by Vasko Kohlmayer -
Many people think that religion is incompatible with science, because they have been told that science refutes God. Nothing could be further from the truth: The more science investigates the world, the more it points to God.
There are many examples of this. Let us here look at what is perhaps the most striking one. Until the 20th century, most scientists believed the universe was eternal and that it had always existed.
But in 1915 Albert Einstein developed his General Theory of Relativity. When its equations were applied to cosmology, their implication were astonishing: The universe was not static, but it began from an ultra-dense dot at some point in the past.
Einstein — himself a believer in an eternally existing universe — initially refused to accept the result. He even went so far as to introduce an imaginary constant into his calculations to avoid the conclusion.
Needless to say, astronomical observations eventually confirmed the soundness of Einstein’s original equations. They showed that the universe is continually expanding in all directions. When this is process is extrapolated backwards, we arrive at an infinitesimal extremity of immense density at a definite point in time past.

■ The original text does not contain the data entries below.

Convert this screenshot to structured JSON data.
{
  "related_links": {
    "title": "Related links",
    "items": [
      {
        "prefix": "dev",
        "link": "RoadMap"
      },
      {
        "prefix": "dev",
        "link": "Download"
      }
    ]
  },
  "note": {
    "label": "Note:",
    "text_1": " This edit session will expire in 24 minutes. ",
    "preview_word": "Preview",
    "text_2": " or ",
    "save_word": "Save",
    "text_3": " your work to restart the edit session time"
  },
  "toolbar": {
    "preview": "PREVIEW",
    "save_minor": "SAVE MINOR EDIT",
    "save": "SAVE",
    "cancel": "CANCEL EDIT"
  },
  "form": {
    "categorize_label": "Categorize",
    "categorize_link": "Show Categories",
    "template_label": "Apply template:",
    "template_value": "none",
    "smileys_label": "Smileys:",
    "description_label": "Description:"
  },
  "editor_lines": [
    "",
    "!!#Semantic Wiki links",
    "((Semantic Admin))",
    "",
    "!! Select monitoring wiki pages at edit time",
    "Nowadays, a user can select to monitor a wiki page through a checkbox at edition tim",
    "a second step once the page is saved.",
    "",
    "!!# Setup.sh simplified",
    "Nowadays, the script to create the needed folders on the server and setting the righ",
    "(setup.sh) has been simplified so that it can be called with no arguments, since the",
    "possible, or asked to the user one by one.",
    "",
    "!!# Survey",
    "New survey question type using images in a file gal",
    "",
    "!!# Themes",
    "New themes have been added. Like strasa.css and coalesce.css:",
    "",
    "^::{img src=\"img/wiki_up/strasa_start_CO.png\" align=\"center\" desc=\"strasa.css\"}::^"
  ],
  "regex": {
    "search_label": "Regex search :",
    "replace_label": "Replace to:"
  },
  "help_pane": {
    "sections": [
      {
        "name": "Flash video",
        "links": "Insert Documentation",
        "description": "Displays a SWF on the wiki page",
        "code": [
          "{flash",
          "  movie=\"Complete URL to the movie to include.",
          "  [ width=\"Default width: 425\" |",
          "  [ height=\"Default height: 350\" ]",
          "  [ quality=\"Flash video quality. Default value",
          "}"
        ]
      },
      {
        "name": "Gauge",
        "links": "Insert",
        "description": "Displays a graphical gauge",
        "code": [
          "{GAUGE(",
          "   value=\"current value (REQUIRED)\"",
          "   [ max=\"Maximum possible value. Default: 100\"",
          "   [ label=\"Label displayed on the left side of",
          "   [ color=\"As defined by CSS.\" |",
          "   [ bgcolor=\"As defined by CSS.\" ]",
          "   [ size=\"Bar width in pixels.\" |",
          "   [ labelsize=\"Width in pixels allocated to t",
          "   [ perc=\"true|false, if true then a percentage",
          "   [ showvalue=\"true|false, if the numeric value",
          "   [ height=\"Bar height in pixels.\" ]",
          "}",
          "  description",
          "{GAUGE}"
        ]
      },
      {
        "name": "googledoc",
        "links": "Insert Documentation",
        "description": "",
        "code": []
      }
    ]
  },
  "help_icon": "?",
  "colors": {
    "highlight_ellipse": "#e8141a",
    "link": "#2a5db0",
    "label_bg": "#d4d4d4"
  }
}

The dramatic event at which the universe came into being is today popularly called the Big Bang. Astrophysicists refer to it as the cosmological singularity, and its existence is now broadly accepted throughout the scientific community.
It is important to realize just how remarkable this event was. Prior to the Big Bang there was nothing. There was neither matter nor energy. There even was no time or space. The universe — science tells us — came into existence literally out of nothing.
But the fact that the universe came into being stands as a powerful confirmation of the existence of God.
Because everything that begins to exist must have a cause. And since the universe began to exist, it also must have a cause.
We know that this must be so, because nothing comes into existence without being caused.
If someone told you he saw some object pop into existence, you would conclude he was crazy. And rightly so, since we know by observation and intuition that things just don’t pop into being. Something must bring them forth.
Since the universe came into existence, it, too, must have been brought forth by something. By considering the universe’s characteristics, we can infer some attributes that its cause must possess.
Given all the energy and matter that exist in the cosmos, the cause of it all must be immensely powerful.
It must also be immaterial, since no matter existed prior to the Big Bang.
Finally, the cause of the universe must be personal in the sense that it purposefully willed things to come into existence. These are the attributes that are commonly associated with the concept of God.
If we accept the scientific claim that the universe had a beginning, then we are led to the inevitable conclusion that the universe was created by God.
This line of reasoning is called the cosmological argument. Its formal expression goes as follows:
- Everything that begins to exist has a cause.
- The universe began to exist.
- Therefore, the universe must have a cause.
Anyone who takes the time to ponder this syllogism honestly and carefully cannot remain unmoved by its inescapable logic.
Some theists had attempted to use this argument prior to the formulation of the Big Bang theory, but their detractors charged it was invalid by contending that the universe was eternal. Thanks to science we now know they were wrong.
Contrary to what people think, science and religion are not incompatible. Wherever we probe, science points to God. One of the greatest scientific findings of the 20th century — the discovery that the universe had a beginning — stands as a striking illustration of this.
HT: American Thinker